This harm-detection system is not another robot. It’s drawn from an entire industry of people, typically contract workers, who review dozens, if not hundreds, of pieces of text, images or videos that either appear on social media platforms or are being used, in the case of OpenAI, to build a new technology. They are doing the dirty work of the internet, helping to rid it of racist diatribes, videos of beheadings, sexual abuse — even though some of this stuff still remains. They are seeing the worst of the worst. 

This industry provides an essential service. Nevertheless, the biggest of the Big Techs typically outsource it to third-party companies operating in countries where labor is relatively cheap, like India or the Philippines. Or Kenya. Just this week, TIME’s Billy Perrigo dropped a new investigation of Sama, a third-party company that was under contract with OpenAI (maker of Chat GPT) to do just this kind of work in Nairobi. Workers reported being paid between $1-2 per hour and having limited access to counseling — a serious problem in a job that asks you to trawl through the dregs of the internet.

But workers are beginning to take a stand and force companies to address some of these problems. Until recently, another major client of Sama’s was Facebook. But last fall, a former employee brought a landmark lawsuit against both companies in Kenya, claiming worker exploitation and illegal “union-busting” activities. Now Meta has ended its relationship with Sama and begun a contract with Majorel, a Luxembourg-based company with a similarly dubious track record. We’ll see where it lands and whether all this might help people see that tech isn’t so magical after all — it’s the result of people, in lots of places, working really hard. But only some of them profit from it.

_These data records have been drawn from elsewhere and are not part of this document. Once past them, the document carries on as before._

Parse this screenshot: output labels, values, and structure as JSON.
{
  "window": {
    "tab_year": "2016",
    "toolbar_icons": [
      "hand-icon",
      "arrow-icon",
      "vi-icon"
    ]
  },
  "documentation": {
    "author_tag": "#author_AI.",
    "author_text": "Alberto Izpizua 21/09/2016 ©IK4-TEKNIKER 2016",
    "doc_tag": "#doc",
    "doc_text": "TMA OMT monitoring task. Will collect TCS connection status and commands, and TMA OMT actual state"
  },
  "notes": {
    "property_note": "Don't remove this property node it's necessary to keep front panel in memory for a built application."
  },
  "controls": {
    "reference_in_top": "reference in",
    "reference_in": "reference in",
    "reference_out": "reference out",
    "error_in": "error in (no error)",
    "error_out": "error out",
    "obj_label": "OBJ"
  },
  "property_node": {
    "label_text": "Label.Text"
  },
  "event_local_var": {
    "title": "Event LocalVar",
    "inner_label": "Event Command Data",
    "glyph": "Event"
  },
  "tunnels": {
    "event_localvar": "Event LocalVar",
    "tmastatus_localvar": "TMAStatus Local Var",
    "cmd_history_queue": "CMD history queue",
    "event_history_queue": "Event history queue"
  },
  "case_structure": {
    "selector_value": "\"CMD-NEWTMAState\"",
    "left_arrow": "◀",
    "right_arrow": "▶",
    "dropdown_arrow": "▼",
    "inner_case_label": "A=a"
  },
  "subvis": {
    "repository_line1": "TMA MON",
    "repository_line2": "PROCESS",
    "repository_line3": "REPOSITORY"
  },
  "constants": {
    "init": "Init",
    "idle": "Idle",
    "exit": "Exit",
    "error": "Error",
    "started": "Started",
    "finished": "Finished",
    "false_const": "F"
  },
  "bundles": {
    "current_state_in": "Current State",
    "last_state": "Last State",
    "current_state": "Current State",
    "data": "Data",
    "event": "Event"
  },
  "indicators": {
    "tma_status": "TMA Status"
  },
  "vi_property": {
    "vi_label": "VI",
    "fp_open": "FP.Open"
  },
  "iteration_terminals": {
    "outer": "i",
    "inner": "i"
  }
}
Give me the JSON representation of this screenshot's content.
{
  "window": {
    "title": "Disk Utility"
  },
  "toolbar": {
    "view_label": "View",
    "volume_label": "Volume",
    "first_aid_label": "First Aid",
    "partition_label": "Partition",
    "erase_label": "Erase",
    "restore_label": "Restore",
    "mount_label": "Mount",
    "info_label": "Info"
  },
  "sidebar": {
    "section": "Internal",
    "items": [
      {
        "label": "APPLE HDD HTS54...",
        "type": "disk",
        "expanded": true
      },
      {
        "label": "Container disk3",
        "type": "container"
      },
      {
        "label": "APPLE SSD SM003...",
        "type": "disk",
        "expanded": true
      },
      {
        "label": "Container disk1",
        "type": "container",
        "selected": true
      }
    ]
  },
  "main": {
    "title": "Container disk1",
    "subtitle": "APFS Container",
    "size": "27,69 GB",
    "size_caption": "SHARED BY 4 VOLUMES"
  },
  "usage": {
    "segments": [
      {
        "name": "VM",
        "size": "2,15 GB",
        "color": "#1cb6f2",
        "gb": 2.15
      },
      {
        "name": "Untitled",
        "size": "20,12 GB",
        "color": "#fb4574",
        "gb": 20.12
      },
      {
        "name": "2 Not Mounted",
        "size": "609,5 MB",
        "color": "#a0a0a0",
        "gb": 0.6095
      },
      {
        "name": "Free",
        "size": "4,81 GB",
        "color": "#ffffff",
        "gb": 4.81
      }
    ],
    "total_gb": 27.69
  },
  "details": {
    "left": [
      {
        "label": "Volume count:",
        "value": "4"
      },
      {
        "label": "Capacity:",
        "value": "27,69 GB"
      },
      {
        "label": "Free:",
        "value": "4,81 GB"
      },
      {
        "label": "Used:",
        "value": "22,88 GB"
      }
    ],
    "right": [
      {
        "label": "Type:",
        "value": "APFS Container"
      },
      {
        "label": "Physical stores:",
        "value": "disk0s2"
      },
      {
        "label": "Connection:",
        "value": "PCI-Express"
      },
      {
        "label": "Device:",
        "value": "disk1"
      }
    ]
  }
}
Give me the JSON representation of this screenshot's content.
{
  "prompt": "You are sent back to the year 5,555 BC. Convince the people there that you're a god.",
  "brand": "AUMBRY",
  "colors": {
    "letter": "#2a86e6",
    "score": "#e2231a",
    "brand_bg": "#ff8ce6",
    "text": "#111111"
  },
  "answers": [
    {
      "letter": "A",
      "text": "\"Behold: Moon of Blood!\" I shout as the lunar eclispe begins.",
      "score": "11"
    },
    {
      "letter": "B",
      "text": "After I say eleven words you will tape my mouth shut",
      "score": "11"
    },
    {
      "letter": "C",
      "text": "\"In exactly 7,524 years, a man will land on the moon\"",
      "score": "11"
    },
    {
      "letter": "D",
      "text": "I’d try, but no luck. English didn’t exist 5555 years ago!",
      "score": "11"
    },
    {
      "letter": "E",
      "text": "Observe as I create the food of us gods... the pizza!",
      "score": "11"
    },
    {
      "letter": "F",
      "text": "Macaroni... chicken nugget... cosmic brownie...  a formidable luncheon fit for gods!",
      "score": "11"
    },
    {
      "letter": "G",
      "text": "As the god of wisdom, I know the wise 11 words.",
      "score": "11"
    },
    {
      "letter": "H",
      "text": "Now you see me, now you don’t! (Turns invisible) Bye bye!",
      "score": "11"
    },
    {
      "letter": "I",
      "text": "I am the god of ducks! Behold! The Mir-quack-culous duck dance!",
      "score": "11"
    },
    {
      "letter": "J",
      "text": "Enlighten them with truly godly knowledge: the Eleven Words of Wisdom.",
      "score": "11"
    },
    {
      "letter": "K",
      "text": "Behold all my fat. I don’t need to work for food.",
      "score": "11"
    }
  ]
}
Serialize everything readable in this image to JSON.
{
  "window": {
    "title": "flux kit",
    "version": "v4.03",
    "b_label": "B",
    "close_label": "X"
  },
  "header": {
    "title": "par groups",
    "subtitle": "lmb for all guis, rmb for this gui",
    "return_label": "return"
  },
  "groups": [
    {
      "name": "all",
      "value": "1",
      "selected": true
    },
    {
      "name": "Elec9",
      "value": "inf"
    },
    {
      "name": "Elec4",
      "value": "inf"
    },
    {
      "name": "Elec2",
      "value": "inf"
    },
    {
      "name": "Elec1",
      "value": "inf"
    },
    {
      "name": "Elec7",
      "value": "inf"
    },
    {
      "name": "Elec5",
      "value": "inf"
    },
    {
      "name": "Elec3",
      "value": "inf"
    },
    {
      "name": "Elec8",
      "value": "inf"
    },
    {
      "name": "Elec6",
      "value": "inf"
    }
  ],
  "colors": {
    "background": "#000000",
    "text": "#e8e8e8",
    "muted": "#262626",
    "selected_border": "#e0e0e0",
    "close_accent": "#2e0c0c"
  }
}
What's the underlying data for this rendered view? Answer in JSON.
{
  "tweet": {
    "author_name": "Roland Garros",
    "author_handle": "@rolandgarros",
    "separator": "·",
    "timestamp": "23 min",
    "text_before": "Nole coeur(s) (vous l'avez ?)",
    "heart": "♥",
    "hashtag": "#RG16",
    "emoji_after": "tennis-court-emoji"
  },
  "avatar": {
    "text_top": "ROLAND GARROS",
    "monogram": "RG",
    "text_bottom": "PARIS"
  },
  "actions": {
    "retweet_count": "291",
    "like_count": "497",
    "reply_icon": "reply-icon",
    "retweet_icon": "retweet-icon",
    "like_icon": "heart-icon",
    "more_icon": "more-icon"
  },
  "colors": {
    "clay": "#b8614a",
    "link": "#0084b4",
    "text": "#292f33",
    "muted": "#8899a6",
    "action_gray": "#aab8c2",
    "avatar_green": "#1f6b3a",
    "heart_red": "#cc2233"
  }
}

  • The Indian government has blocked tens of thousands of websites, apps and social media posts since 2015. Check out the New Delhi-based Software Freedom Law Centre’s important new report on these figures.
  • The Border Chronicle has an excellent deep dive on technical surveillance along the U.S.-Mexico border that starts with a robotic dog and continues with some dirt on the multinational IT services company Accenture. 
  • Mobile phones are technically forbidden in U.S. prisons, but people are using them anyway to tell stories about their lives and the conditions on the inside. The Marshall Project has the goods.